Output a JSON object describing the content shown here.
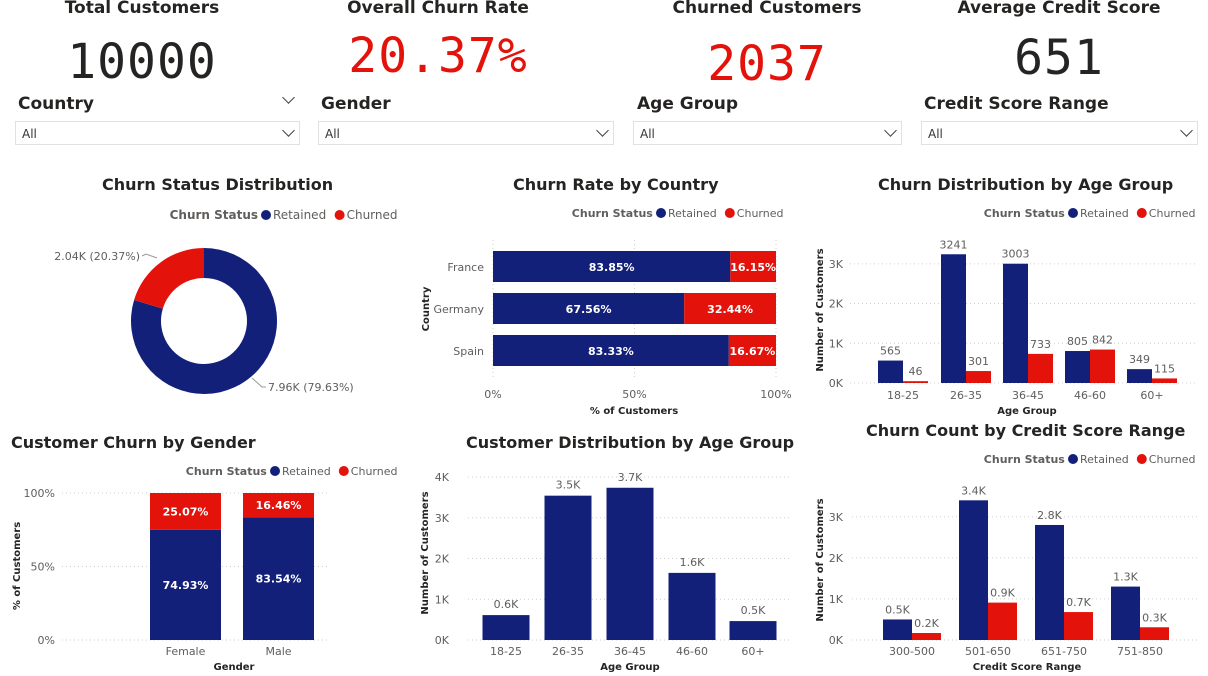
{
  "colors": {
    "retained": "#13207A",
    "churned": "#E3120B",
    "grid": "#d0d0d0",
    "text": "#252423",
    "axis": "#605e5c"
  },
  "kpis": [
    {
      "title": "Total Customers",
      "value": "10000",
      "color": "#252423"
    },
    {
      "title": "Overall Churn Rate",
      "value": "20.37%",
      "color": "#E3120B"
    },
    {
      "title": "Churned Customers",
      "value": "2037",
      "color": "#E3120B"
    },
    {
      "title": "Average Credit Score",
      "value": "651",
      "color": "#252423"
    }
  ],
  "slicers": [
    {
      "label": "Country",
      "value": "All"
    },
    {
      "label": "Gender",
      "value": "All"
    },
    {
      "label": "Age Group",
      "value": "All"
    },
    {
      "label": "Credit Score Range",
      "value": "All"
    }
  ],
  "legend": {
    "title": "Churn Status",
    "retained": "Retained",
    "churned": "Churned"
  },
  "chart_data": [
    {
      "id": "donut",
      "type": "pie",
      "title": "Churn Status Distribution",
      "slices": [
        {
          "name": "Retained",
          "value": 79.63,
          "label": "7.96K (79.63%)"
        },
        {
          "name": "Churned",
          "value": 20.37,
          "label": "2.04K (20.37%)"
        }
      ],
      "legend_position": "top"
    },
    {
      "id": "country",
      "type": "bar",
      "orientation": "horizontal-stacked-100",
      "title": "Churn Rate by Country",
      "categories": [
        "France",
        "Germany",
        "Spain"
      ],
      "series": [
        {
          "name": "Retained",
          "values": [
            83.85,
            67.56,
            83.33
          ]
        },
        {
          "name": "Churned",
          "values": [
            16.15,
            32.44,
            16.67
          ]
        }
      ],
      "xlabel": "% of Customers",
      "ylabel": "Country",
      "xticks": [
        "0%",
        "50%",
        "100%"
      ],
      "legend_position": "top-right"
    },
    {
      "id": "agegroup",
      "type": "bar",
      "orientation": "vertical-clustered",
      "title": "Churn Distribution by Age Group",
      "categories": [
        "18-25",
        "26-35",
        "36-45",
        "46-60",
        "60+"
      ],
      "series": [
        {
          "name": "Retained",
          "values": [
            565,
            3241,
            3003,
            805,
            349
          ]
        },
        {
          "name": "Churned",
          "values": [
            46,
            301,
            733,
            842,
            115
          ]
        }
      ],
      "xlabel": "Age Group",
      "ylabel": "Number of Customers",
      "ylim": [
        0,
        3600
      ],
      "yticks": [
        {
          "v": 0,
          "t": "0K"
        },
        {
          "v": 1000,
          "t": "1K"
        },
        {
          "v": 2000,
          "t": "2K"
        },
        {
          "v": 3000,
          "t": "3K"
        }
      ],
      "legend_position": "top-right"
    },
    {
      "id": "gender",
      "type": "bar",
      "orientation": "vertical-stacked-100",
      "title": "Customer Churn by Gender",
      "categories": [
        "Female",
        "Male"
      ],
      "series": [
        {
          "name": "Retained",
          "values": [
            74.93,
            83.54
          ]
        },
        {
          "name": "Churned",
          "values": [
            25.07,
            16.46
          ]
        }
      ],
      "xlabel": "Gender",
      "ylabel": "% of Customers",
      "yticks": [
        {
          "v": 0,
          "t": "0%"
        },
        {
          "v": 50,
          "t": "50%"
        },
        {
          "v": 100,
          "t": "100%"
        }
      ],
      "legend_position": "top-right"
    },
    {
      "id": "custage",
      "type": "bar",
      "orientation": "vertical",
      "title": "Customer Distribution by Age Group",
      "categories": [
        "18-25",
        "26-35",
        "36-45",
        "46-60",
        "60+"
      ],
      "values": [
        611,
        3542,
        3736,
        1647,
        464
      ],
      "labels": [
        "0.6K",
        "3.5K",
        "3.7K",
        "1.6K",
        "0.5K"
      ],
      "xlabel": "Age Group",
      "ylabel": "Number of Customers",
      "ylim": [
        0,
        4000
      ],
      "yticks": [
        {
          "v": 0,
          "t": "0K"
        },
        {
          "v": 1000,
          "t": "1K"
        },
        {
          "v": 2000,
          "t": "2K"
        },
        {
          "v": 3000,
          "t": "3K"
        },
        {
          "v": 4000,
          "t": "4K"
        }
      ]
    },
    {
      "id": "credit",
      "type": "bar",
      "orientation": "vertical-clustered",
      "title": "Churn Count by Credit Score Range",
      "categories": [
        "300-500",
        "501-650",
        "651-750",
        "751-850"
      ],
      "series": [
        {
          "name": "Retained",
          "values": [
            500,
            3400,
            2800,
            1300
          ],
          "labels": [
            "0.5K",
            "3.4K",
            "2.8K",
            "1.3K"
          ]
        },
        {
          "name": "Churned",
          "values": [
            170,
            910,
            680,
            310
          ],
          "labels": [
            "0.2K",
            "0.9K",
            "0.7K",
            "0.3K"
          ]
        }
      ],
      "xlabel": "Credit Score Range",
      "ylabel": "Number of Customers",
      "ylim": [
        0,
        3700
      ],
      "yticks": [
        {
          "v": 0,
          "t": "0K"
        },
        {
          "v": 1000,
          "t": "1K"
        },
        {
          "v": 2000,
          "t": "2K"
        },
        {
          "v": 3000,
          "t": "3K"
        }
      ],
      "legend_position": "top-right"
    }
  ]
}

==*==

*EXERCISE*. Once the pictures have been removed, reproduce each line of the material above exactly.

*OUTPUT OF THE EXERCISE*.
Output a JSON object describing the content shown here.
{
  "colors": {
    "retained": "#13207A",
    "churned": "#E3120B",
    "grid": "#d0d0d0",
    "text": "#252423",
    "axis": "#605e5c"
  },
  "kpis": [
    {
      "title": "Total Customers",
      "value": "10000",
      "color": "#252423"
    },
    {
      "title": "Overall Churn Rate",
      "value": "20.37%",
      "color": "#E3120B"
    },
    {
      "title": "Churned Customers",
      "value": "2037",
      "color": "#E3120B"
    },
    {
      "title": "Average Credit Score",
      "value": "651",
      "color": "#252423"
    }
  ],
  "slicers": [
    {
      "label": "Country",
      "value": "All"
    },
    {
      "label": "Gender",
      "value": "All"
    },
    {
      "label": "Age Group",
      "value": "All"
    },
    {
      "label": "Credit Score Range",
      "value": "All"
    }
  ],
  "legend": {
    "title": "Churn Status",
    "retained": "Retained",
    "churned": "Churned"
  },
  "chart_data": [
    {
      "id": "donut",
      "type": "pie",
      "title": "Churn Status Distribution",
      "slices": [
        {
          "name": "Retained",
          "value": 79.63,
          "label": "7.96K (79.63%)"
        },
        {
          "name": "Churned",
          "value": 20.37,
          "label": "2.04K (20.37%)"
        }
      ],
      "legend_position": "top"
    },
    {
      "id": "country",
      "type": "bar",
      "orientation": "horizontal-stacked-100",
      "title": "Churn Rate by Country",
      "categories": [
        "France",
        "Germany",
        "Spain"
      ],
      "series": [
        {
          "name": "Retained",
          "values": [
            83.85,
            67.56,
            83.33
          ]
        },
        {
          "name": "Churned",
          "values": [
            16.15,
            32.44,
            16.67
          ]
        }
      ],
      "xlabel": "% of Customers",
      "ylabel": "Country",
      "xticks": [
        "0%",
        "50%",
        "100%"
      ],
      "legend_position": "top-right"
    },
    {
      "id": "agegroup",
      "type": "bar",
      "orientation": "vertical-clustered",
      "title": "Churn Distribution by Age Group",
      "categories": [
        "18-25",
        "26-35",
        "36-45",
        "46-60",
        "60+"
      ],
      "series": [
        {
          "name": "Retained",
          "values": [
            565,
            3241,
            3003,
            805,
            349
          ]
        },
        {
          "name": "Churned",
          "values": [
            46,
            301,
            733,
            842,
            115
          ]
        }
      ],
      "xlabel": "Age Group",
      "ylabel": "Number of Customers",
      "ylim": [
        0,
        3600
      ],
      "yticks": [
        {
          "v": 0,
          "t": "0K"
        },
        {
          "v": 1000,
          "t": "1K"
        },
        {
          "v": 2000,
          "t": "2K"
        },
        {
          "v": 3000,
          "t": "3K"
        }
      ],
      "legend_position": "top-right"
    },
    {
      "id": "gender",
      "type": "bar",
      "orientation": "vertical-stacked-100",
      "title": "Customer Churn by Gender",
      "categories": [
        "Female",
        "Male"
      ],
      "series": [
        {
          "name": "Retained",
          "values": [
            74.93,
            83.54
          ]
        },
        {
          "name": "Churned",
          "values": [
            25.07,
            16.46
          ]
        }
      ],
      "xlabel": "Gender",
      "ylabel": "% of Customers",
      "yticks": [
        {
          "v": 0,
          "t": "0%"
        },
        {
          "v": 50,
          "t": "50%"
        },
        {
          "v": 100,
          "t": "100%"
        }
      ],
      "legend_position": "top-right"
    },
    {
      "id": "custage",
      "type": "bar",
      "orientation": "vertical",
      "title": "Customer Distribution by Age Group",
      "categories": [
        "18-25",
        "26-35",
        "36-45",
        "46-60",
        "60+"
      ],
      "values": [
        611,
        3542,
        3736,
        1647,
        464
      ],
      "labels": [
        "0.6K",
        "3.5K",
        "3.7K",
        "1.6K",
        "0.5K"
      ],
      "xlabel": "Age Group",
      "ylabel": "Number of Customers",
      "ylim": [
        0,
        4000
      ],
      "yticks": [
        {
          "v": 0,
          "t": "0K"
        },
        {
          "v": 1000,
          "t": "1K"
        },
        {
          "v": 2000,
          "t": "2K"
        },
        {
          "v": 3000,
          "t": "3K"
        },
        {
          "v": 4000,
          "t": "4K"
        }
      ]
    },
    {
      "id": "credit",
      "type": "bar",
      "orientation": "vertical-clustered",
      "title": "Churn Count by Credit Score Range",
      "categories": [
        "300-500",
        "501-650",
        "651-750",
        "751-850"
      ],
      "series": [
        {
          "name": "Retained",
          "values": [
            500,
            3400,
            2800,
            1300
          ],
          "labels": [
            "0.5K",
            "3.4K",
            "2.8K",
            "1.3K"
          ]
        },
        {
          "name": "Churned",
          "values": [
            170,
            910,
            680,
            310
          ],
          "labels": [
            "0.2K",
            "0.9K",
            "0.7K",
            "0.3K"
          ]
        }
      ],
      "xlabel": "Credit Score Range",
      "ylabel": "Number of Customers",
      "ylim": [
        0,
        3700
      ],
      "yticks": [
        {
          "v": 0,
          "t": "0K"
        },
        {
          "v": 1000,
          "t": "1K"
        },
        {
          "v": 2000,
          "t": "2K"
        },
        {
          "v": 3000,
          "t": "3K"
        }
      ],
      "legend_position": "top-right"
    }
  ]
}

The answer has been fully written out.